The Bartlett Development Planning Unit


Sepideh Hajisoltani

Sepideh recounts experiences of studying MSc Building & Urban Design in Developmentat the Development Planning Unit

Sepideh Hajisoltani
I did my architectural studies in Iran at the University of Tabriz and the University of Sooreh. Like many other architects it was the strong passion for art and design that directed me towards choosing architecture. While I enjoyed my undergraduate study, I started to experience a conflict between what I was studying at the university and what I could experience in my city as a resident.

Many of the approaches promoted in the architecture school were not applicable to the city I was living in. I started to question my future role in shaping my city and it was then that I realised I had to shift my studies and my career. In my final year as an architecture student, following my keen interest in the social role of architects, I started working with Hamyaran Iran NGO Resource Centre; an organisation with the aim to provide people-centred development models with an emphasis on and a respect for sustainable development, environmental protection, community participation and poverty alleviation.

As a community architect and also a facilitator in Hamyaran, I contributed to a number of Urban Development Projects including; Child Friendly Neighborhood in downtown Tehran (an initiative by UNICEF adopted by the Municipality of Tehran), Disaster Risk Reduction and Use of Local Materials in Old Ardakan (In partnership with University of Grenoble and International Centre on Earthen Architecture) and Participatory Urban Planning in Old Ardakan. Whilst working here, I had the opportunity to be involved with marginalised local communities - including informal Afghan refugees, internally displaced people and female heads of the household - and learn from them.

It was fascinating for me to see the scale of their achievements despite having scarce resources and limited networks. Observing their interactions with their hosting ‘city’, I was inspired to do a master's degree and to engage with cultural, social, economic, political and spatial dimensions of cities.

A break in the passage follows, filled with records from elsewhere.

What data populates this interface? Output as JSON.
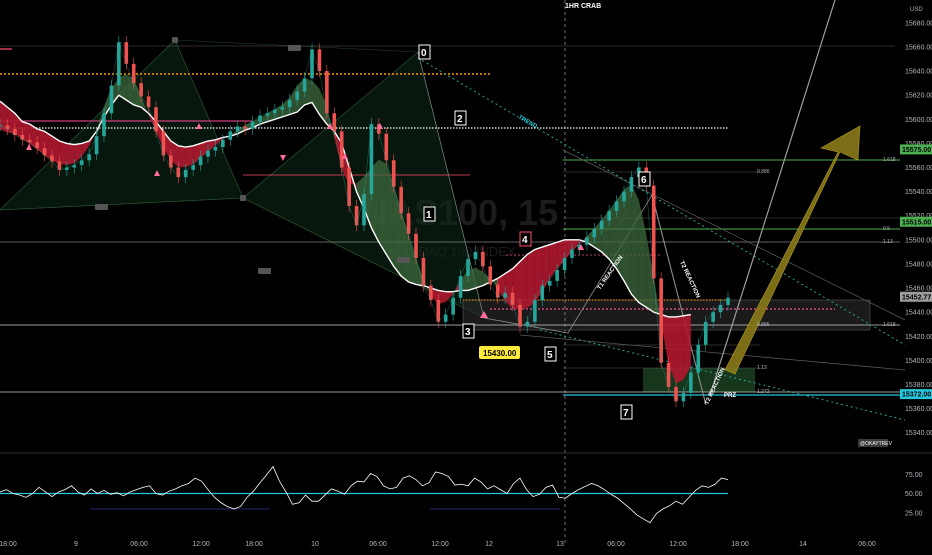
{
  "chart_data": {
    "type": "line",
    "title": "1HR CRAB",
    "currency": "USD",
    "watermark": {
      "ticker": "NAS100, 15",
      "name": "NASDAQ 100 INDEX"
    },
    "x_ticks": [
      "18:00",
      "9",
      "06:00",
      "12:00",
      "18:00",
      "10",
      "06:00",
      "12:00",
      "12",
      "13",
      "06:00",
      "12:00",
      "18:00",
      "14",
      "06:00"
    ],
    "y_ticks": [
      15680,
      15660,
      15640,
      15620,
      15600,
      15580,
      15560,
      15540,
      15520,
      15500,
      15480,
      15460,
      15440,
      15420,
      15400,
      15380,
      15360,
      15340
    ],
    "ylim": [
      15325,
      15694
    ],
    "rsi": {
      "ticks": [
        "75.00",
        "50.00",
        "25.00"
      ],
      "level": 50,
      "range": [
        0,
        100
      ]
    },
    "price_badges": [
      {
        "label": "15575.00",
        "value": 15575,
        "color": "#4caf50"
      },
      {
        "label": "15515.00",
        "value": 15515,
        "color": "#4caf50"
      },
      {
        "label": "15452.77",
        "value": 15452.77,
        "color": "#9e9e9e"
      },
      {
        "label": "15372.00",
        "value": 15372,
        "color": "#26c6da"
      }
    ],
    "entry_label": "15430.00",
    "trend_label": "TREND",
    "pattern_labels": [
      "T1 REACTION",
      "T2 REACTION",
      "T2 REACTION",
      "PRZ"
    ],
    "ok_badge": "@OKAYTREV",
    "waves": [
      "0",
      "1",
      "2",
      "3",
      "4",
      "5",
      "6",
      "7"
    ],
    "fib_labels": [
      "1.13",
      "1.618",
      "1.13",
      "1.272",
      "0.886",
      "0.886",
      "1.618",
      "0.5"
    ],
    "series": [
      {
        "values": [
          15595,
          15592,
          15587,
          15583,
          15581,
          15576,
          15570,
          15565,
          15558,
          15560,
          15562,
          15566,
          15571,
          15586,
          15605,
          15628,
          15664,
          15646,
          15630,
          15619,
          15610,
          15590,
          15570,
          15560,
          15552,
          15558,
          15562,
          15569,
          15574,
          15577,
          15583,
          15590,
          15594,
          15592,
          15598,
          15603,
          15605,
          15608,
          15610,
          15616,
          15623,
          15634,
          15658,
          15640,
          15605,
          15590,
          15560,
          15528,
          15512,
          15538,
          15596,
          15588,
          15566,
          15544,
          15522,
          15505,
          15485,
          15462,
          15450,
          15432,
          15438,
          15452,
          15470,
          15484,
          15490,
          15478,
          15463,
          15452,
          15456,
          15446,
          15428,
          15432,
          15450,
          15462,
          15466,
          15475,
          15485,
          15492,
          15496,
          15502,
          15509,
          15516,
          15524,
          15532,
          15540,
          15552,
          15560,
          15545,
          15468,
          15398,
          15378,
          15366,
          15373,
          15390,
          15413,
          15432,
          15440,
          15446,
          15452
        ]
      },
      {
        "values": [
          15615,
          15610,
          15605,
          15598,
          15596,
          15592,
          15590,
          15586,
          15582,
          15580,
          15579,
          15580,
          15582,
          15590,
          15602,
          15612,
          15620,
          15616,
          15612,
          15610,
          15605,
          15598,
          15590,
          15582,
          15578,
          15577,
          15578,
          15580,
          15582,
          15583,
          15585,
          15586,
          15588,
          15591,
          15593,
          15596,
          15598,
          15600,
          15602,
          15604,
          15606,
          15612,
          15614,
          15604,
          15596,
          15590,
          15580,
          15560,
          15540,
          15526,
          15510,
          15498,
          15488,
          15478,
          15470,
          15465,
          15463,
          15462,
          15460,
          15458,
          15457,
          15457,
          15458,
          15458,
          15460,
          15462,
          15465,
          15468,
          15472,
          15476,
          15482,
          15488,
          15492,
          15494,
          15496,
          15498,
          15500,
          15500,
          15500,
          15498,
          15494,
          15490,
          15484,
          15476,
          15466,
          15455,
          15448,
          15444,
          15440,
          15438,
          15436,
          15436,
          15437,
          15438
        ]
      }
    ],
    "rsi_series": [
      {
        "values": [
          52,
          55,
          50,
          48,
          45,
          50,
          58,
          52,
          46,
          52,
          55,
          60,
          52,
          48,
          56,
          50,
          54,
          49,
          51,
          47,
          52,
          55,
          58,
          60,
          50,
          48,
          53,
          56,
          60,
          63,
          70,
          66,
          55,
          45,
          38,
          33,
          30,
          33,
          45,
          53,
          64,
          74,
          85,
          66,
          52,
          36,
          38,
          48,
          40,
          40,
          48,
          56,
          53,
          49,
          60,
          66,
          65,
          76,
          72,
          60,
          56,
          58,
          70,
          73,
          68,
          60,
          64,
          78,
          76,
          72,
          61,
          62,
          60,
          70,
          65,
          56,
          60,
          55,
          50,
          63,
          70,
          55,
          46,
          49,
          58,
          61,
          45,
          44,
          50,
          55,
          59,
          63,
          60,
          55,
          49,
          44,
          37,
          30,
          22,
          17,
          12,
          24,
          30,
          34,
          40,
          36,
          45,
          54,
          60,
          58,
          62,
          70,
          68
        ]
      }
    ]
  }
}
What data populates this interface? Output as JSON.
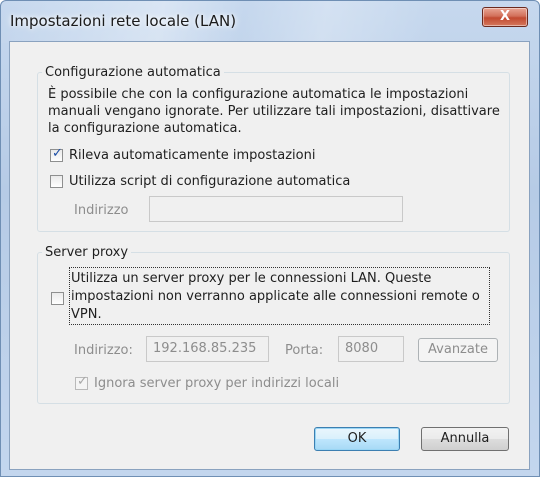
{
  "window": {
    "title": "Impostazioni rete locale (LAN)",
    "close_glyph": "X"
  },
  "auto_config": {
    "legend": "Configurazione automatica",
    "description_lines": [
      "È possibile che con la configurazione automatica le impostazioni",
      "manuali vengano ignorate. Per utilizzare tali impostazioni, disattivare",
      "la configurazione automatica."
    ],
    "detect_label": "Rileva automaticamente impostazioni",
    "detect_checked": true,
    "script_label": "Utilizza script di configurazione automatica",
    "script_checked": false,
    "address_label": "Indirizzo",
    "address_value": ""
  },
  "proxy": {
    "legend": "Server proxy",
    "use_proxy_lines": [
      "Utilizza un server proxy per le connessioni LAN. Queste",
      "impostazioni non verranno applicate alle connessioni remote o",
      "VPN."
    ],
    "use_proxy_checked": false,
    "address_label": "Indirizzo:",
    "address_value": "192.168.85.235",
    "port_label": "Porta:",
    "port_value": "8080",
    "advanced_label": "Avanzate",
    "bypass_label": "Ignora server proxy per indirizzi locali",
    "bypass_checked": true
  },
  "buttons": {
    "ok_label": "OK",
    "cancel_label": "Annulla"
  },
  "colors": {
    "title_bar": "#b6cbe6",
    "close_button": "#c24a30",
    "dialog_background": "#f0f0f0",
    "checkmark": "#1d4fa7"
  },
  "icons": {
    "close": "close-icon",
    "checkmark": "checkmark-icon"
  }
}
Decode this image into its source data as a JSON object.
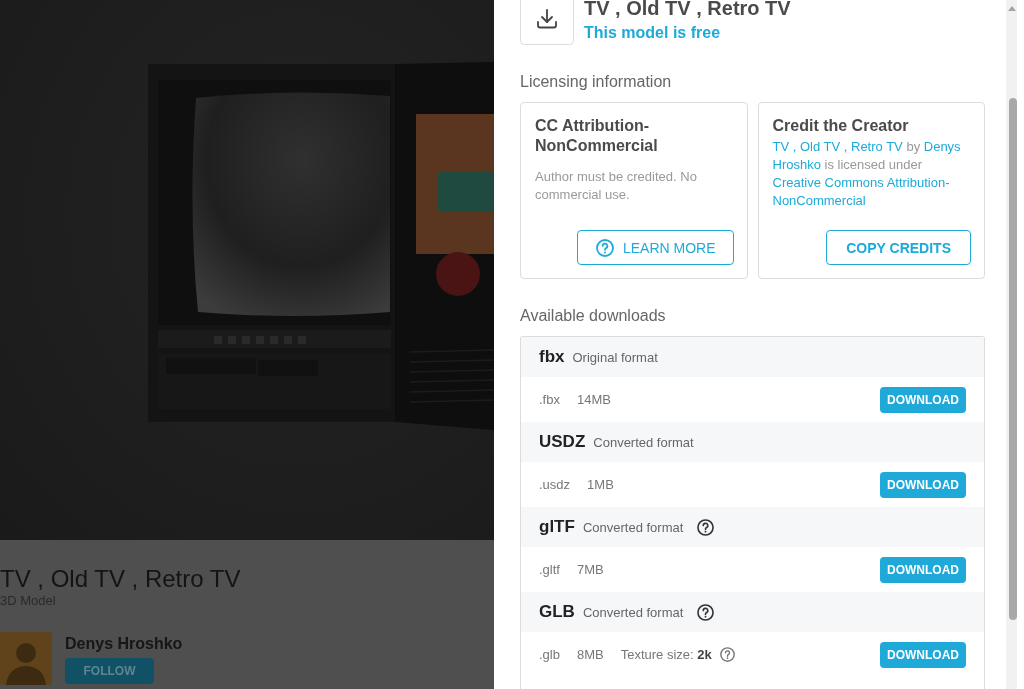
{
  "background_page": {
    "title": "TV , Old TV , Retro TV",
    "subtitle": "3D Model",
    "author": {
      "name": "Denys Hroshko",
      "follow_button": "FOLLOW"
    }
  },
  "dialog": {
    "title": "TV , Old TV , Retro TV",
    "price_note": "This model is free",
    "licensing": {
      "heading": "Licensing information",
      "license": {
        "title": "CC Attribution-NonCommercial",
        "description": "Author must be credited. No commercial use.",
        "button": "LEARN MORE"
      },
      "credit": {
        "title": "Credit the Creator",
        "text": [
          {
            "kind": "link",
            "text": "TV , Old TV , Retro TV"
          },
          {
            "kind": "plain",
            "text": "by"
          },
          {
            "kind": "link",
            "text": "Denys"
          },
          {
            "kind": "link",
            "text": "Hroshko"
          },
          {
            "kind": "plain",
            "text": "is licensed under"
          },
          {
            "kind": "link",
            "text": "Creative Commons Attribution-"
          },
          {
            "kind": "link",
            "text": "NonCommercial"
          }
        ],
        "button": "COPY CREDITS"
      }
    },
    "downloads": {
      "heading": "Available downloads",
      "formats": [
        {
          "name": "fbx",
          "note": "Original format",
          "help": false,
          "files": [
            {
              "extension": ".fbx",
              "size": "14MB",
              "help": false,
              "button": "DOWNLOAD"
            }
          ]
        },
        {
          "name": "USDZ",
          "note": "Converted format",
          "help": false,
          "files": [
            {
              "extension": ".usdz",
              "size": "1MB",
              "help": false,
              "button": "DOWNLOAD"
            }
          ]
        },
        {
          "name": "glTF",
          "note": "Converted format",
          "help": true,
          "files": [
            {
              "extension": ".gltf",
              "size": "7MB",
              "help": false,
              "button": "DOWNLOAD"
            }
          ]
        },
        {
          "name": "GLB",
          "note": "Converted format",
          "help": true,
          "files": [
            {
              "extension": ".glb",
              "size": "8MB",
              "texture": "Texture size: **2k**",
              "help": true,
              "button": "DOWNLOAD"
            }
          ]
        }
      ]
    }
  }
}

I spent a year looking for the right institution offering a multidisciplinary course on social production of urban spaces until I found the MSc Building and Urban Design in Development. I successfully applied for the Ardalan Scholarship and started BUDD in September 2010. BUDD was an intense course that provided me with an amazing opportunity to recalibrate my approach towards urban development. A combination of London-based and overseas workshops and fieldwork exposed me to a wide range of ongoing projects that were all adopting innovative design in order to solve complex urban challenges.

For me BUDD turned out to be beyond a Master's Degree in the field of built environment; it was a unique chance to work with and learn from like-minded professionals (who are now valuable friends) from various different backgrounds with whom I share great memories today. It was a challenging exercise of teamwork, time management and cultural flexibility. After my graduation in 2011, I contributed to a number of research and advocacy projects in various organisations.

Among these works are: Sanctuary in the City? Urban Displacement and vulnerability in Kabul in Overseas Development Institute (ODI), Manual of Zero Eviction Campaign for the International Alliance of Inhabitants (IAI), Urban Change Conference in Iran at UCL, Care Space at Social Dimensions of Health Institute (SDHI) at University of Dundee and urban sustainability editorial work for This Big City; a social media organisation sharing ideas and encouraging discussion about sustainable cities.

Today I work in the Development Management Team in Aberdeen City Council. Aberdeen is home to the international oil and gas industry and it experiences high development pressure and challenges. The practical knowledge gained at BUDD is a great asset for me to contribute to planning policy in this city. What I am bringing to the team is to show how developed countries such as the UK can learn from the achievements of the community-based development projects in the global south in order to achieve sustainable development goals.